** Data under study follows **

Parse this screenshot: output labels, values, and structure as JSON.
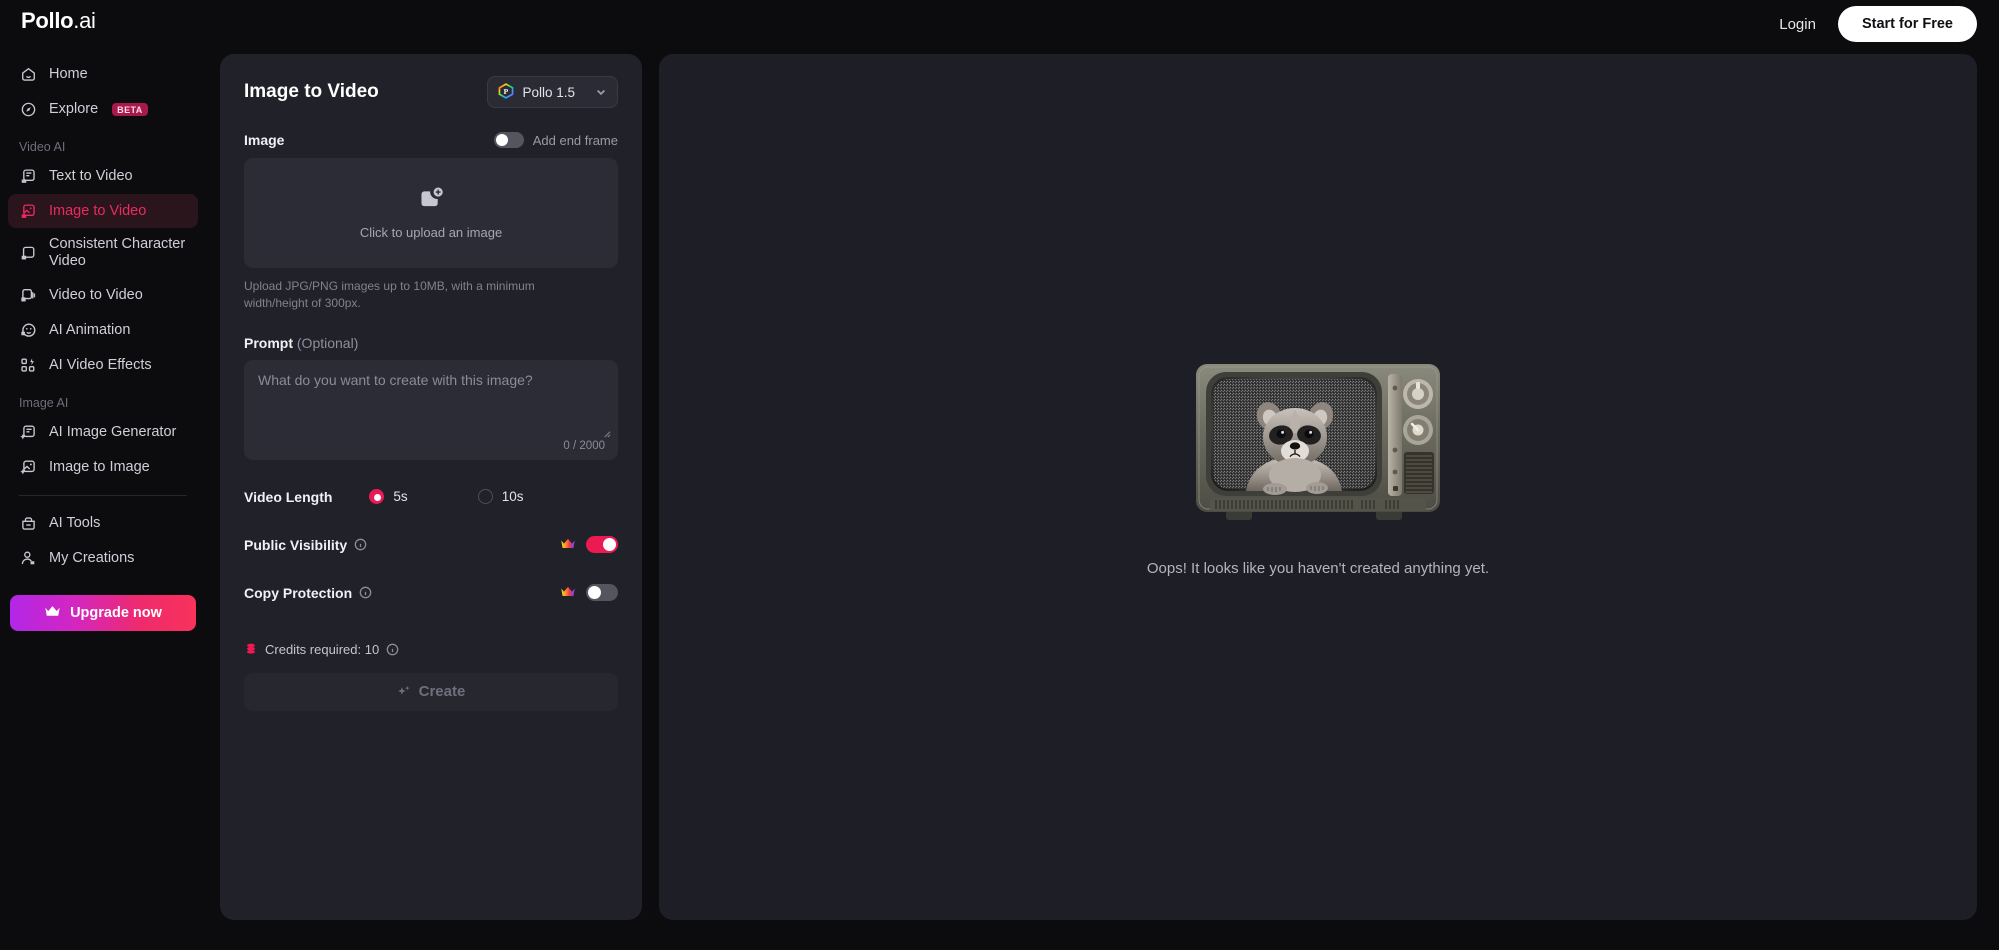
{
  "brand": {
    "name": "Pollo",
    "suffix": ".ai"
  },
  "topbar": {
    "login_label": "Login",
    "start_free_label": "Start for Free"
  },
  "sidebar": {
    "items": [
      {
        "label": "Home",
        "icon": "home-icon",
        "badge": ""
      },
      {
        "label": "Explore",
        "icon": "compass-icon",
        "badge": "BETA"
      }
    ],
    "groups": [
      {
        "label": "Video AI",
        "items": [
          {
            "label": "Text to Video",
            "icon": "text-to-video-icon",
            "active": false
          },
          {
            "label": "Image to Video",
            "icon": "image-to-video-icon",
            "active": true
          },
          {
            "label": "Consistent Character Video",
            "icon": "character-video-icon",
            "active": false
          },
          {
            "label": "Video to Video",
            "icon": "video-to-video-icon",
            "active": false
          },
          {
            "label": "AI Animation",
            "icon": "ai-animation-icon",
            "active": false
          },
          {
            "label": "AI Video Effects",
            "icon": "ai-video-effects-icon",
            "active": false
          }
        ]
      },
      {
        "label": "Image AI",
        "items": [
          {
            "label": "AI Image Generator",
            "icon": "ai-image-generator-icon",
            "active": false
          },
          {
            "label": "Image to Image",
            "icon": "image-to-image-icon",
            "active": false
          }
        ]
      }
    ],
    "tools": [
      {
        "label": "AI Tools",
        "icon": "tools-icon"
      },
      {
        "label": "My Creations",
        "icon": "user-icon"
      }
    ],
    "upgrade_label": "Upgrade now"
  },
  "panel": {
    "title": "Image to Video",
    "model": {
      "name": "Pollo 1.5",
      "icon": "pollo-logo-icon"
    },
    "image_section": {
      "label": "Image",
      "end_frame_label": "Add end frame",
      "end_frame_on": false,
      "dropzone_text": "Click to upload an image",
      "upload_hint": "Upload JPG/PNG images up to 10MB, with a minimum width/height of 300px."
    },
    "prompt_section": {
      "label": "Prompt",
      "optional_suffix": "(Optional)",
      "placeholder": "What do you want to create with this image?",
      "value": "",
      "char_count": "0 / 2000"
    },
    "video_length": {
      "label": "Video Length",
      "options": [
        {
          "label": "5s",
          "selected": true
        },
        {
          "label": "10s",
          "selected": false
        }
      ]
    },
    "public_visibility": {
      "label": "Public Visibility",
      "on": true,
      "premium": true
    },
    "copy_protection": {
      "label": "Copy Protection",
      "on": false,
      "premium": true
    },
    "credits_label": "Credits required: 10",
    "create_label": "Create"
  },
  "canvas": {
    "empty_message": "Oops! It looks like you haven't created anything yet.",
    "illustration": "retro-tv-raccoon-image"
  },
  "colors": {
    "accent": "#ec1a52",
    "page_bg": "#0c0c0f",
    "panel_bg": "#212129",
    "canvas_bg": "#1e1e26",
    "upgrade_gradient_start": "#b227e8",
    "upgrade_gradient_end": "#f8325a"
  }
}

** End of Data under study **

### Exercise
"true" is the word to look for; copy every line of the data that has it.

### Problem solution
            "active": true
          "selected": true
      "on": true,
      "premium": true
      "premium": true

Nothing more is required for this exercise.